More Taiwan residents are expected to work in mainland companies and public institutions as a result of new preferential employment policies announced on Sunday at the fourth Straits Forum in Xiamen, East China's Fujian province.
Taiwan students who graduate from mainland colleges and other Taiwan residents will have equal status as their mainland compatriots to apply for jobs in enterprises, said Wang Yi, minister of the State Council's Taiwan Affairs Office.
Further, through an open recruitment process, Taiwan students who were educated on the mainland, as well as other Taiwan residents, can be employed in public institutions as part of a pilot program in Tianjin, Shanghai, Zhejiang and Hubei in addition to Fujian and Jiangsu provinces, Wang said.
"Taiwan residents who have credentials that are recognized by mainland educational authorities can work in public institutions, such as colleges and universities, organizations dedicated to public service and culture, medical and health organizations, in the six provinces and municipalities," Wang said at the forum.
Mainland employment service agencies will offer free consulting services for Taiwan residents seeking jobs on the mainland, according to Wang.
Feng Ting-kuo, an associate professor at Chinese Culture University in Taipei, hailed the new moves that aim at boosting educational exchanges.
"Since Taiwan residents are allowed by education authorities to study on the mainland, they should also have the right to work, or it would be a waste of the mainland's education resources," Feng told China Daily, speaking on the sidelines of the forum.
"I appreciate the new move as it would encourage more Taiwan students to study, work and stay on the mainland, which can boost people-to-people exchanges across the Straits in response to closer economic ties," he said.
Lin Yu-hsuan, a 23-year-old Taiwan student in the Chinese Language and Literature Department of Xiamen University, said she decided to find a job on the mainland after hearing the news.
However, some Taiwan residents thought that unfair competition might still exist in the job market.
"The taxation and social security systems (used by) a Taiwan employee are different from their mainland counterparts.
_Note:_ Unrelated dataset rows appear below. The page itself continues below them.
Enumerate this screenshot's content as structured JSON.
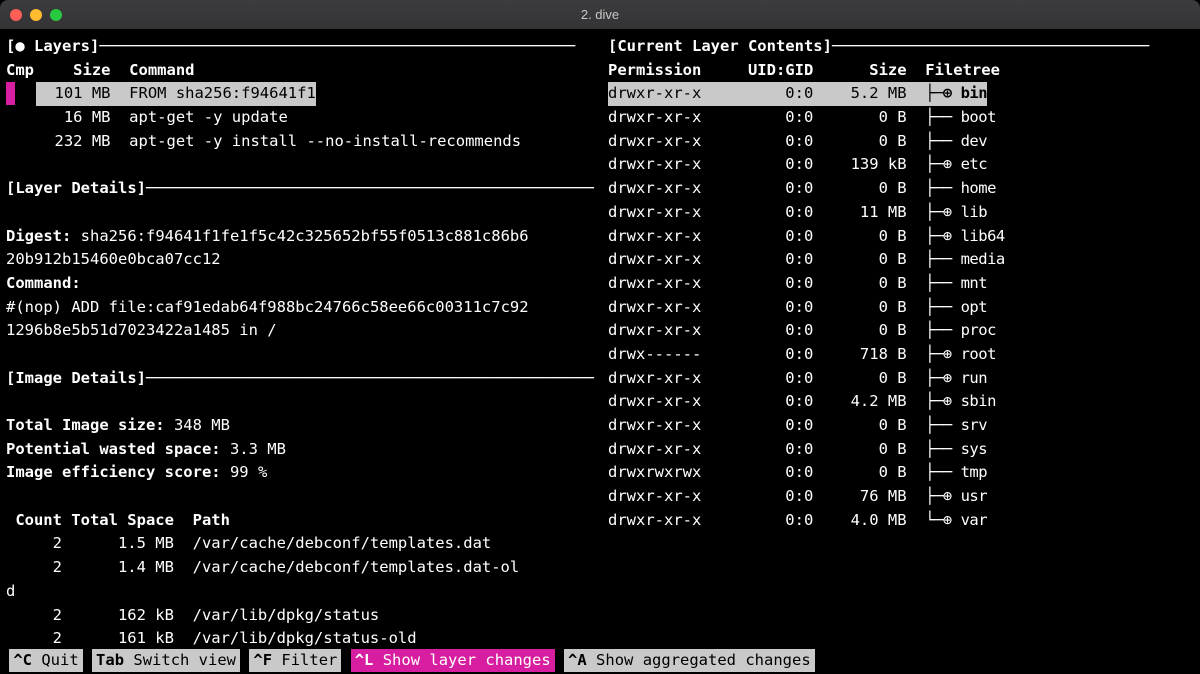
{
  "window": {
    "title": "2. dive"
  },
  "panels": {
    "layers_title": "[● Layers]",
    "contents_title": "[Current Layer Contents]",
    "details_title": "[Layer Details]",
    "image_details_title": "[Image Details]"
  },
  "layers": {
    "headers": {
      "cmp": "Cmp",
      "size": "Size",
      "command": "Command"
    },
    "rows": [
      {
        "size": "101 MB",
        "command": "FROM sha256:f94641f1",
        "selected": true
      },
      {
        "size": "16 MB",
        "command": "apt-get -y update",
        "selected": false
      },
      {
        "size": "232 MB",
        "command": "apt-get -y install --no-install-recommends",
        "selected": false
      }
    ]
  },
  "layer_details": {
    "digest_label": "Digest:",
    "digest_value": "sha256:f94641f1fe1f5c42c325652bf55f0513c881c86b620b912b15460e0bca07cc12",
    "digest_line1": "sha256:f94641f1fe1f5c42c325652bf55f0513c881c86b6",
    "digest_line2": "20b912b15460e0bca07cc12",
    "command_label": "Command:",
    "command_line1": "#(nop) ADD file:caf91edab64f988bc24766c58ee66c00311c7c92",
    "command_line2": "1296b8e5b51d7023422a1485 in /"
  },
  "image_details": {
    "total_label": "Total Image size:",
    "total_value": "348 MB",
    "wasted_label": "Potential wasted space:",
    "wasted_value": "3.3 MB",
    "eff_label": "Image efficiency score:",
    "eff_value": "99 %"
  },
  "wasted": {
    "headers": {
      "count": "Count",
      "space": "Total Space",
      "path": "Path"
    },
    "rows": [
      {
        "count": "2",
        "space": "1.5 MB",
        "path": "/var/cache/debconf/templates.dat"
      },
      {
        "count": "2",
        "space": "1.4 MB",
        "path": "/var/cache/debconf/templates.dat-ol"
      },
      {
        "overflow": "d"
      },
      {
        "count": "2",
        "space": "162 kB",
        "path": "/var/lib/dpkg/status"
      },
      {
        "count": "2",
        "space": "161 kB",
        "path": "/var/lib/dpkg/status-old"
      }
    ]
  },
  "filetree": {
    "headers": {
      "perm": "Permission",
      "uid": "UID:GID",
      "size": "Size",
      "tree": "Filetree"
    },
    "rows": [
      {
        "perm": "drwxr-xr-x",
        "uid": "0:0",
        "size": "5.2 MB",
        "tree": "├─⊕ bin",
        "sel": true
      },
      {
        "perm": "drwxr-xr-x",
        "uid": "0:0",
        "size": "0 B",
        "tree": "├── boot"
      },
      {
        "perm": "drwxr-xr-x",
        "uid": "0:0",
        "size": "0 B",
        "tree": "├── dev"
      },
      {
        "perm": "drwxr-xr-x",
        "uid": "0:0",
        "size": "139 kB",
        "tree": "├─⊕ etc"
      },
      {
        "perm": "drwxr-xr-x",
        "uid": "0:0",
        "size": "0 B",
        "tree": "├── home"
      },
      {
        "perm": "drwxr-xr-x",
        "uid": "0:0",
        "size": "11 MB",
        "tree": "├─⊕ lib"
      },
      {
        "perm": "drwxr-xr-x",
        "uid": "0:0",
        "size": "0 B",
        "tree": "├─⊕ lib64"
      },
      {
        "perm": "drwxr-xr-x",
        "uid": "0:0",
        "size": "0 B",
        "tree": "├── media"
      },
      {
        "perm": "drwxr-xr-x",
        "uid": "0:0",
        "size": "0 B",
        "tree": "├── mnt"
      },
      {
        "perm": "drwxr-xr-x",
        "uid": "0:0",
        "size": "0 B",
        "tree": "├── opt"
      },
      {
        "perm": "drwxr-xr-x",
        "uid": "0:0",
        "size": "0 B",
        "tree": "├── proc"
      },
      {
        "perm": "drwx------",
        "uid": "0:0",
        "size": "718 B",
        "tree": "├─⊕ root"
      },
      {
        "perm": "drwxr-xr-x",
        "uid": "0:0",
        "size": "0 B",
        "tree": "├─⊕ run"
      },
      {
        "perm": "drwxr-xr-x",
        "uid": "0:0",
        "size": "4.2 MB",
        "tree": "├─⊕ sbin"
      },
      {
        "perm": "drwxr-xr-x",
        "uid": "0:0",
        "size": "0 B",
        "tree": "├── srv"
      },
      {
        "perm": "drwxr-xr-x",
        "uid": "0:0",
        "size": "0 B",
        "tree": "├── sys"
      },
      {
        "perm": "drwxrwxrwx",
        "uid": "0:0",
        "size": "0 B",
        "tree": "├── tmp"
      },
      {
        "perm": "drwxr-xr-x",
        "uid": "0:0",
        "size": "76 MB",
        "tree": "├─⊕ usr"
      },
      {
        "perm": "drwxr-xr-x",
        "uid": "0:0",
        "size": "4.0 MB",
        "tree": "└─⊕ var"
      }
    ]
  },
  "statusbar": {
    "items": [
      {
        "key": "^C",
        "label": "Quit",
        "active": false
      },
      {
        "key": "Tab",
        "label": "Switch view",
        "active": false
      },
      {
        "key": "^F",
        "label": "Filter",
        "active": false
      },
      {
        "key": "^L",
        "label": "Show layer changes",
        "active": true
      },
      {
        "key": "^A",
        "label": "Show aggregated changes",
        "active": false
      }
    ]
  }
}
This is considered troublesome by mainland companies, especially small and medium-sized ones, and keeps them from hiring, " said Taiwan resident Yu Kuan-ying.
Yu chose to work for an international business in Shanghai after graduating from Beijing's Tsinghua University in 2009.
Fujian province, a place with many policies pertaining to Taiwan, started in 2009 to hire Taiwan residents for jobs in hospitals, public schools, regional investment-promotion organizations and other public institutions.
Other good news for Taiwan people was also announced during the forum.
Four banking institutions from the mainland will offer up to 600 billion yuan ($95 billion) to Taiwan-invested businesses on the mainland.
Also, a special fund, with an annual investment of 30 million yuan, will be established to boost cooperation in scientific research between the mainland and Taiwan.